*** Opening of Record set ***

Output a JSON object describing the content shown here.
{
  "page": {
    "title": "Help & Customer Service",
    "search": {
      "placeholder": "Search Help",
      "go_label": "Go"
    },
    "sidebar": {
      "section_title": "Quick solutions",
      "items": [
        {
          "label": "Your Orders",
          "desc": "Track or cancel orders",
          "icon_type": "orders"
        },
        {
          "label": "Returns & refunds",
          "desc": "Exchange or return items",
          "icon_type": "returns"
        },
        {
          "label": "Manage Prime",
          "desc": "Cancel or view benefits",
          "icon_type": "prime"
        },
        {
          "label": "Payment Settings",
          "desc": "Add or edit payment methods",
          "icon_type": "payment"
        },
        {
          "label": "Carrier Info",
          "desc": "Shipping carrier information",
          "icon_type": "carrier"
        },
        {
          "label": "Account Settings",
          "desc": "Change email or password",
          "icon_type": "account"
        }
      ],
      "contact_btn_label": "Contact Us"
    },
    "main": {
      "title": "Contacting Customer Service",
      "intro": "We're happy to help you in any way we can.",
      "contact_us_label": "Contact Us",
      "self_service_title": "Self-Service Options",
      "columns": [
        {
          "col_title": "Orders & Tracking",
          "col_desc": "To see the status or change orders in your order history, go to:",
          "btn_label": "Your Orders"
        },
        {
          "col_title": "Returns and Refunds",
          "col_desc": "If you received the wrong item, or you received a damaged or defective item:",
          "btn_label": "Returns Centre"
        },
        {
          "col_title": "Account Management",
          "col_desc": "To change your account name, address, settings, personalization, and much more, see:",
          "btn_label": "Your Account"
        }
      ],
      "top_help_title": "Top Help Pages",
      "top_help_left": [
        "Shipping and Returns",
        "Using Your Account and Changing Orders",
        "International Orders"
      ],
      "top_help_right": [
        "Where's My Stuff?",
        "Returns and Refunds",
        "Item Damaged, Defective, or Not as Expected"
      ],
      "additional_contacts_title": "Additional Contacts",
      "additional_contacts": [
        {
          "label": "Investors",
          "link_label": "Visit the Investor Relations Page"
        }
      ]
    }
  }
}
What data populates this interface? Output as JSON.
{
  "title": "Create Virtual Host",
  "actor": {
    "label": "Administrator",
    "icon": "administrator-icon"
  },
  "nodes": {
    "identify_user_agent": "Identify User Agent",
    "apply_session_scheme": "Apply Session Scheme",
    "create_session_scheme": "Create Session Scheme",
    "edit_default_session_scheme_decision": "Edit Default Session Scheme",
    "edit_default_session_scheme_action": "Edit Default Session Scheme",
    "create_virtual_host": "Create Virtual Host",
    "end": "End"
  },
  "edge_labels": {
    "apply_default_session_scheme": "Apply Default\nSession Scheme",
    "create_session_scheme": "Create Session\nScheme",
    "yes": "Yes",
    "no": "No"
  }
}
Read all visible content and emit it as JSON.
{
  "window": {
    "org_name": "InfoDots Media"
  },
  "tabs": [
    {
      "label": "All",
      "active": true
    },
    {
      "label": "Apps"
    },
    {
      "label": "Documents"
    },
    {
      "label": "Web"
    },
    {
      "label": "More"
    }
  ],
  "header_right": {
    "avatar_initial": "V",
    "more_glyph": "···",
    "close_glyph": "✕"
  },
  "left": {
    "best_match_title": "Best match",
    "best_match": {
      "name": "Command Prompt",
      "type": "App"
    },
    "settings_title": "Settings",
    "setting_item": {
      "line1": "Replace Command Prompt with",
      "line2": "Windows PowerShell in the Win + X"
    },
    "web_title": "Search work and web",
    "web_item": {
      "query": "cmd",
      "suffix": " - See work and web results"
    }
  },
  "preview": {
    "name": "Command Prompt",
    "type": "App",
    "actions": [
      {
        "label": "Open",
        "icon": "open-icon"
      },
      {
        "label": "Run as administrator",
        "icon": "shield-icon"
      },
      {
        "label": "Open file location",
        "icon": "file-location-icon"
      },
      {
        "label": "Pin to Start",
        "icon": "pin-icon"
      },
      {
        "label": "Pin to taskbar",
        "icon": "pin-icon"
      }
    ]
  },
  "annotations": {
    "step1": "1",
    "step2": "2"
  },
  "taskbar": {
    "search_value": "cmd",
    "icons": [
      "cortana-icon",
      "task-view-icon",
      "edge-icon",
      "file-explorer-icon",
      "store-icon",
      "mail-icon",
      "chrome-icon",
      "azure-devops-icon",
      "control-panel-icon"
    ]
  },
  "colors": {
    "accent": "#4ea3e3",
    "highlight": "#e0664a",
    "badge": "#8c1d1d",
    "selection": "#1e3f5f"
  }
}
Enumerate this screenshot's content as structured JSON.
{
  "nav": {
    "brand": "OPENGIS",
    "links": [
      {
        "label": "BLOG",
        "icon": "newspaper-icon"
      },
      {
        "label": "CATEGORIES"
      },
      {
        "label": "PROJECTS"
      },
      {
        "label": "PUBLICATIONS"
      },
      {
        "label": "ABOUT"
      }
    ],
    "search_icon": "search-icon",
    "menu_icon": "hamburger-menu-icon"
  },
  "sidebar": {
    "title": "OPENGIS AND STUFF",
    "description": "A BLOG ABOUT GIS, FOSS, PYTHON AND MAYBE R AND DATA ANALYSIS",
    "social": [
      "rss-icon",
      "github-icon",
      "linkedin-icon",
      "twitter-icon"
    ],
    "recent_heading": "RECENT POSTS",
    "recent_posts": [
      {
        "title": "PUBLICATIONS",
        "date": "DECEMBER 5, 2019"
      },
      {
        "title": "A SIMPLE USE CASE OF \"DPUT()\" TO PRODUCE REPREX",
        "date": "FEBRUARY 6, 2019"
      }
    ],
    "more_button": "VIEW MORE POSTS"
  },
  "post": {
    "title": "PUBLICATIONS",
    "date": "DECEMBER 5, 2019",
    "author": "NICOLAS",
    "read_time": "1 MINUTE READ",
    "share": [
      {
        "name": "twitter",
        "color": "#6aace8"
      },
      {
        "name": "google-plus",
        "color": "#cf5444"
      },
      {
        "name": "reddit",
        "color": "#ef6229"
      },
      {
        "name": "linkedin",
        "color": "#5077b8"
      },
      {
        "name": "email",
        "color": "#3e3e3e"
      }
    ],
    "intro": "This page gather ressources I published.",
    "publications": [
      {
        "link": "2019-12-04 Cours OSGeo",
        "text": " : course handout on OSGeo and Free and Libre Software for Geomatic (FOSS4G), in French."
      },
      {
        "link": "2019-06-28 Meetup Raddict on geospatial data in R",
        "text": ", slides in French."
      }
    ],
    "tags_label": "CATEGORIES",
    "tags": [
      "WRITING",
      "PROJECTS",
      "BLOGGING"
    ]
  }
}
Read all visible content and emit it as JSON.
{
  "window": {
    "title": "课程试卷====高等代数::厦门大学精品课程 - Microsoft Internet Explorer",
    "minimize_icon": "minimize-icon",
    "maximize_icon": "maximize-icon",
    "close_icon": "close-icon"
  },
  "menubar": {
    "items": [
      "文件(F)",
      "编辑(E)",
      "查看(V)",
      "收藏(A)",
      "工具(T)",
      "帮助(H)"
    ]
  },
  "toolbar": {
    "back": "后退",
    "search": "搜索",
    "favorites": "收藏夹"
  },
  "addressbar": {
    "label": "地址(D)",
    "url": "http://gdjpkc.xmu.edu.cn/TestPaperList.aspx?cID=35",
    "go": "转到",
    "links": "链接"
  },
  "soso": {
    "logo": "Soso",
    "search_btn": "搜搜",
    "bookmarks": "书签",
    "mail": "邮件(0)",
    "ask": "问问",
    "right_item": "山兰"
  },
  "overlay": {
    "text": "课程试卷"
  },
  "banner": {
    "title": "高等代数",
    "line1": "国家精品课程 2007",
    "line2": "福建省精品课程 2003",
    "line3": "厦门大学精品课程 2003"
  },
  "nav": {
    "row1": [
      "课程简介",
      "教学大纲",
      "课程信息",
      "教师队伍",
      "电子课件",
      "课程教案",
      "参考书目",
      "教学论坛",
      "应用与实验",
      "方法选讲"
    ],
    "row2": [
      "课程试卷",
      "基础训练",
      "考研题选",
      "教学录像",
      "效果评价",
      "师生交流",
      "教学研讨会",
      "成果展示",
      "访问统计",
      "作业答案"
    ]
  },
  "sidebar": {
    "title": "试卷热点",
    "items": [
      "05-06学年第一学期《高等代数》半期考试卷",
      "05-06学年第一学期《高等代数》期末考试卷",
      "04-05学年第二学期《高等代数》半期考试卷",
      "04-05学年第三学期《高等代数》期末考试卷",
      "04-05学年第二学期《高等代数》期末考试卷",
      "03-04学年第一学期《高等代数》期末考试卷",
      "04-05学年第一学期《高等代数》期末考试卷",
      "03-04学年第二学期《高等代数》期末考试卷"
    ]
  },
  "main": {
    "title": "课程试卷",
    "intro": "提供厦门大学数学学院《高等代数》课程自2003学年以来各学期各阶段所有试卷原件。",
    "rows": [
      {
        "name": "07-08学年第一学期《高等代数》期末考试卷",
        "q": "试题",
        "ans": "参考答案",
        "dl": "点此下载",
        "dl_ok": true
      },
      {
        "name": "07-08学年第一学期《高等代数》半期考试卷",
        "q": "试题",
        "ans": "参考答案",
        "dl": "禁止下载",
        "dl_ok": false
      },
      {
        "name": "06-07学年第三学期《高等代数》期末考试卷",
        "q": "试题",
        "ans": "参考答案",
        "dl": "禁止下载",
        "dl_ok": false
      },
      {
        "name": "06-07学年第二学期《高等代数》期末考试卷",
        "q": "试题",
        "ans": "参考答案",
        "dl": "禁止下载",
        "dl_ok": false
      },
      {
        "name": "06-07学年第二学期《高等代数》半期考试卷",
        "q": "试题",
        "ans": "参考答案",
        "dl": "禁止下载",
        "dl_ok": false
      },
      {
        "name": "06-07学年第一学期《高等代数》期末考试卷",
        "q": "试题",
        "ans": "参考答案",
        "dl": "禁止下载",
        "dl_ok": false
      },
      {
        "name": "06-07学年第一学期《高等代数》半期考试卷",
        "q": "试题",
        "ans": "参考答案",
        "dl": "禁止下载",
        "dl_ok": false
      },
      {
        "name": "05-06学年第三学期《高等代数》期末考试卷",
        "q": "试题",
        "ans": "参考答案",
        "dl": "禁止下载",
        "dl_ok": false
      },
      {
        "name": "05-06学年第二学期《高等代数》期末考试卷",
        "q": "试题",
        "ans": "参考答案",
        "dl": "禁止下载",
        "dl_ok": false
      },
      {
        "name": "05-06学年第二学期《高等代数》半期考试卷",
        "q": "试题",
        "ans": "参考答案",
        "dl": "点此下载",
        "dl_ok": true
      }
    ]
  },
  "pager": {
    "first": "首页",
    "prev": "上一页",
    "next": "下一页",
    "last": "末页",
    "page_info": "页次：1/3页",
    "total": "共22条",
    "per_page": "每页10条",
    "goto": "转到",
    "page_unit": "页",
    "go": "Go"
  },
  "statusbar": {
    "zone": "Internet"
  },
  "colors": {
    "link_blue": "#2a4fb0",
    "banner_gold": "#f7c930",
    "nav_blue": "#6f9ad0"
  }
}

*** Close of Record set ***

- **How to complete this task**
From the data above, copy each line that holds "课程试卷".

- **Result of this exercise**
    "title": "课程试卷====高等代数::厦门大学精品课程 - Microsoft Internet Explorer",
    "text": "课程试卷"
      "课程试卷",
    "title": "课程试卷",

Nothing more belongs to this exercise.